Replacement bushings for 1937-1954 passenger & ½ ton models (V-10*) come complete with a seal and two bushings in a single unit. These are commonly referred to as Oakie bushings and are much easier to install. The original seal and rear bushing will not need to be removed. Only the front bushing must be removed. Replacement bushing and seal assemblies are press fit and do not require a dowel pin to install. This assembly is installed at the front edge of the tube in front of the old rear bushing and seal. From 1951 to 1954 the bushings were pressed in place and the dowel pin of the earlier years was eliminated.

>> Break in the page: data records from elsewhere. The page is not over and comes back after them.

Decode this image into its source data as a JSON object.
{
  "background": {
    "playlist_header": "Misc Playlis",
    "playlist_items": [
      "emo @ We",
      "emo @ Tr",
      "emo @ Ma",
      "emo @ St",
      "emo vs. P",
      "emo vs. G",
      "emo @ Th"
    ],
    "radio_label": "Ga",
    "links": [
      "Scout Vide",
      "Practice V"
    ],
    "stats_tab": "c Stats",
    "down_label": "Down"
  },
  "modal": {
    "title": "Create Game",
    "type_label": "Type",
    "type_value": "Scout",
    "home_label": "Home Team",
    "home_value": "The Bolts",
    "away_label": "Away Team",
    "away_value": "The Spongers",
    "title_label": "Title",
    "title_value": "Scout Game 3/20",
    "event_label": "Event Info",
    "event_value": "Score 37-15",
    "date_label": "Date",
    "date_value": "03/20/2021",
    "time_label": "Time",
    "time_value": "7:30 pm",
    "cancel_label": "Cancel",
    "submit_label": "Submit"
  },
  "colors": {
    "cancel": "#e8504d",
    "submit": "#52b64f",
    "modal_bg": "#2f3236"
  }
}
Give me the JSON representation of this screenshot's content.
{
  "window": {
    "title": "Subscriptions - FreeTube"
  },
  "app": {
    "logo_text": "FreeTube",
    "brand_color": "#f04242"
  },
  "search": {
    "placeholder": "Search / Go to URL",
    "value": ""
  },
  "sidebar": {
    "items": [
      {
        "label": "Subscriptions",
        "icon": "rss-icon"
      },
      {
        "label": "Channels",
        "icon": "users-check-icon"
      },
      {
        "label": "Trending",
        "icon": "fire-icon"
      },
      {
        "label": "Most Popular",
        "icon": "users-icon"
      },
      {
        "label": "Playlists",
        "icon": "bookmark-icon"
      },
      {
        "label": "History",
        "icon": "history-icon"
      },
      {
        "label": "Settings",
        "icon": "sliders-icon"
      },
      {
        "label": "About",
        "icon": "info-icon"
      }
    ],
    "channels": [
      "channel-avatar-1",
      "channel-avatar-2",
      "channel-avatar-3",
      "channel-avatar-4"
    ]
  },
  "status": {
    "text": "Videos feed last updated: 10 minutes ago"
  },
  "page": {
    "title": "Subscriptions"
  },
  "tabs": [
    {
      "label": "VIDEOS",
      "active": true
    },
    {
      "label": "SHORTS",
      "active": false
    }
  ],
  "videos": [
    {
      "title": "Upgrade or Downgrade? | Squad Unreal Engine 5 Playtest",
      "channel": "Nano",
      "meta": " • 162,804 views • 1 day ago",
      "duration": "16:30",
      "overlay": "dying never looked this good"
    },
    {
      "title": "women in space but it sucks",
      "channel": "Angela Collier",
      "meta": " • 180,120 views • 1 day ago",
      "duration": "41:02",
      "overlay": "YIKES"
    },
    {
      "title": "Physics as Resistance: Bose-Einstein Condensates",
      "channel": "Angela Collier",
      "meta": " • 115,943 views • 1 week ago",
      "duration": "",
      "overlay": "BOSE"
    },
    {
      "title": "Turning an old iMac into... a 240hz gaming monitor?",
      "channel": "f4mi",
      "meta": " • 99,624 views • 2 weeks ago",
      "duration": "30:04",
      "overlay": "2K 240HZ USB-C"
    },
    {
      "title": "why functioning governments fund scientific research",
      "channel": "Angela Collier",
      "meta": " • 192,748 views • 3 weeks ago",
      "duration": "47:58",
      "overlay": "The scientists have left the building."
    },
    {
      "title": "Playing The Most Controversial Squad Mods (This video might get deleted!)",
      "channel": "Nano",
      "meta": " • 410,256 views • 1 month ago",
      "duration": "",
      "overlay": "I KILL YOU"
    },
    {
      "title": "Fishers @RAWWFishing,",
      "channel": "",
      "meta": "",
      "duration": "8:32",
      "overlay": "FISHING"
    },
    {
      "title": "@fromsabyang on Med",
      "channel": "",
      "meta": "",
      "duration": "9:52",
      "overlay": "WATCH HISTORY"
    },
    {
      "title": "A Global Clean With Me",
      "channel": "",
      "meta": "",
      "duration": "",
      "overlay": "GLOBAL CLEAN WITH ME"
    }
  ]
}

For the 1951-1954 later style original press fit bushings, there is a special puller (V-100) that will pull the front bushing out without removing the propeller shaft. This tool can also be used on the earlier bushings but the dowel pin must still be removed first when using this puller, caution must be taken as the steel backed bushings may separate allowing the bronze insert to come out of the steel shell. If this happens, simply try using the tool a second time. It should grab the steel backing and pull it out. The steel backing must be removed in order to install the new bushing.

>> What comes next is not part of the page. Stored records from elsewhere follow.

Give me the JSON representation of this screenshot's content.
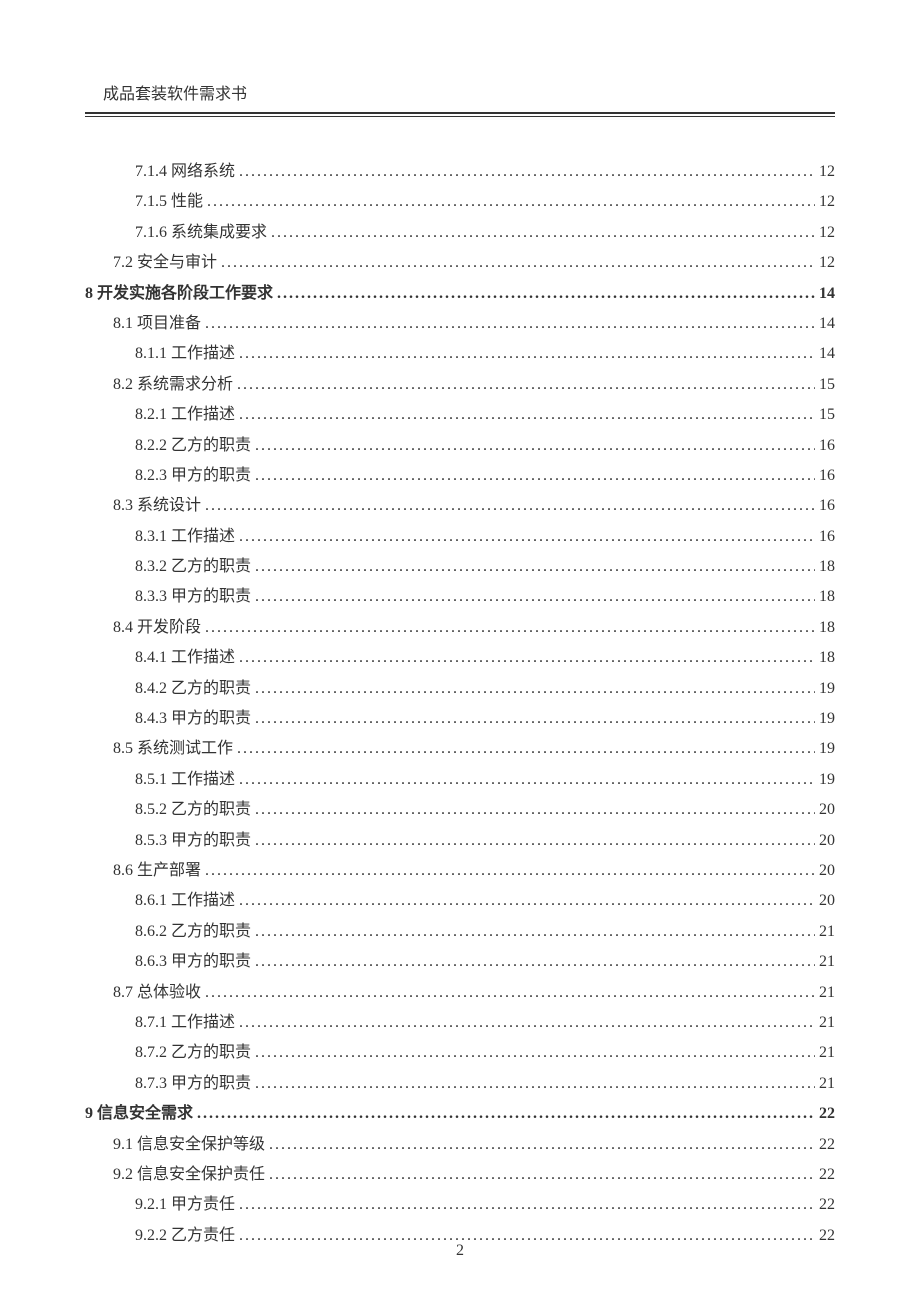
{
  "header": {
    "title": "成品套装软件需求书"
  },
  "pageNumber": "2",
  "toc": [
    {
      "level": 3,
      "num": "7.1.4",
      "title": "网络系统",
      "page": "12"
    },
    {
      "level": 3,
      "num": "7.1.5",
      "title": "性能",
      "page": "12"
    },
    {
      "level": 3,
      "num": "7.1.6",
      "title": "系统集成要求",
      "page": "12"
    },
    {
      "level": 2,
      "num": "7.2",
      "title": "安全与审计",
      "page": "12"
    },
    {
      "level": 1,
      "num": "8",
      "title": "开发实施各阶段工作要求",
      "page": "14"
    },
    {
      "level": 2,
      "num": "8.1",
      "title": "项目准备",
      "page": "14"
    },
    {
      "level": 3,
      "num": "8.1.1",
      "title": "工作描述",
      "page": "14"
    },
    {
      "level": 2,
      "num": "8.2",
      "title": "系统需求分析",
      "page": "15"
    },
    {
      "level": 3,
      "num": "8.2.1",
      "title": "工作描述",
      "page": "15"
    },
    {
      "level": 3,
      "num": "8.2.2",
      "title": "乙方的职责",
      "page": "16"
    },
    {
      "level": 3,
      "num": "8.2.3",
      "title": "甲方的职责",
      "page": "16"
    },
    {
      "level": 2,
      "num": "8.3",
      "title": "系统设计",
      "page": "16"
    },
    {
      "level": 3,
      "num": "8.3.1",
      "title": "工作描述",
      "page": "16"
    },
    {
      "level": 3,
      "num": "8.3.2",
      "title": "乙方的职责",
      "page": "18"
    },
    {
      "level": 3,
      "num": "8.3.3",
      "title": "甲方的职责",
      "page": "18"
    },
    {
      "level": 2,
      "num": "8.4",
      "title": "开发阶段",
      "page": "18"
    },
    {
      "level": 3,
      "num": "8.4.1",
      "title": "工作描述",
      "page": "18"
    },
    {
      "level": 3,
      "num": "8.4.2",
      "title": "乙方的职责",
      "page": "19"
    },
    {
      "level": 3,
      "num": "8.4.3",
      "title": "甲方的职责",
      "page": "19"
    },
    {
      "level": 2,
      "num": "8.5",
      "title": "系统测试工作",
      "page": "19"
    },
    {
      "level": 3,
      "num": "8.5.1",
      "title": "工作描述",
      "page": "19"
    },
    {
      "level": 3,
      "num": "8.5.2",
      "title": "乙方的职责",
      "page": "20"
    },
    {
      "level": 3,
      "num": "8.5.3",
      "title": "甲方的职责",
      "page": "20"
    },
    {
      "level": 2,
      "num": "8.6",
      "title": "生产部署",
      "page": "20"
    },
    {
      "level": 3,
      "num": "8.6.1",
      "title": "工作描述",
      "page": "20"
    },
    {
      "level": 3,
      "num": "8.6.2",
      "title": "乙方的职责",
      "page": "21"
    },
    {
      "level": 3,
      "num": "8.6.3",
      "title": "甲方的职责",
      "page": "21"
    },
    {
      "level": 2,
      "num": "8.7",
      "title": "总体验收",
      "page": "21"
    },
    {
      "level": 3,
      "num": "8.7.1",
      "title": "工作描述",
      "page": "21"
    },
    {
      "level": 3,
      "num": "8.7.2",
      "title": "乙方的职责",
      "page": "21"
    },
    {
      "level": 3,
      "num": "8.7.3",
      "title": "甲方的职责",
      "page": "21"
    },
    {
      "level": 1,
      "num": "9",
      "title": "信息安全需求",
      "page": "22"
    },
    {
      "level": 2,
      "num": "9.1",
      "title": "信息安全保护等级",
      "page": "22"
    },
    {
      "level": 2,
      "num": "9.2",
      "title": "信息安全保护责任",
      "page": "22"
    },
    {
      "level": 3,
      "num": "9.2.1",
      "title": "甲方责任",
      "page": "22"
    },
    {
      "level": 3,
      "num": "9.2.2",
      "title": "乙方责任",
      "page": "22"
    }
  ]
}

Be sure to check the propeller shaft for sharp edges and file to smooth them if necessary. Lubricate the inner surfaces of the new bushing and seal assembly, including the seal. Start the assembly into the tube with the seal end first. Use a block of hardwood and a large hammer to pound the assembly into place. Do Not strike the new bushing directly with a hammer as this may damage the bushing. The new assembly should install nearly flush to the end of the tube.

There is a special procedure to adjust the U-joint ball housing. Using a new gasket set for the U-joint housing (FS-125), take all of the 4-bolt gaskets (shims) and bolt the retaining collar and ball housing onto the back of the transmission. For this adjustment, do not use the gasket in the back of the collar. With a rubber mallet, strike the back of the ball housing to see if it moves easily. If it moves without much effort, take one of the shims out and tighten the collar. Test again until the housing can just barely be moved. If it is too tight, it will cause the U-joint to bind, causing damage to the U-joint or driveshaft bushings. If it is too loose, it will cause leaking.

Once the ball housing has been adjusted, install a new tapered gasket at the back of the retaining collar. Lubricate the working surface of the gasket with grease. Grease the outer surface of the torque tube where the ball housing will install. Install new gasket at the back of the ball housing and coat it with grease. NOTE: 1925-1933 models have a fixed cork seal at the back of the ball housing. This is replaced with a neoprene O-ring (FS-4356). Dig out the old cork with a screwdriver. There should be two flat steel washers that cannot be removed. Clean out the cork and grease up the seal, pushing it between the two washers.

If you have a screw-on seal at the back of the ball housing, install the rear seal between the two original flat washers followed by the screw-on collar. Lubricate the inside seal surface. Slide the collar over the ball housing and both pieces onto the tube. Hang the shims over the ball housing. Install the U-joint and bolt up the ball housing, collar and shims to the back of the transmission.

CAUTION: Once the U-joint and ball housing are installed, it is vital that gear oil is filled before operation. DO NOT USE GREASE! THIS HOUSING MUST BE LUBRICATED WITH GEAR OIL. 1925-1936 models should use 600W gear oil (VT-40) to prevent leaking and damage to the bronze bushings in the transmission & differential. Consult your shop manual for the proper gear oil for your specific vehicle. Check and fill the transmission with gear oil. The ball housing has its own fill plug at the top of the back of the transmission housing. If there is no plug on top, some transmissions have to be filled through the speedometer drive gear hole. About ½ pint of gear oil will be required to lubricate the U-joint.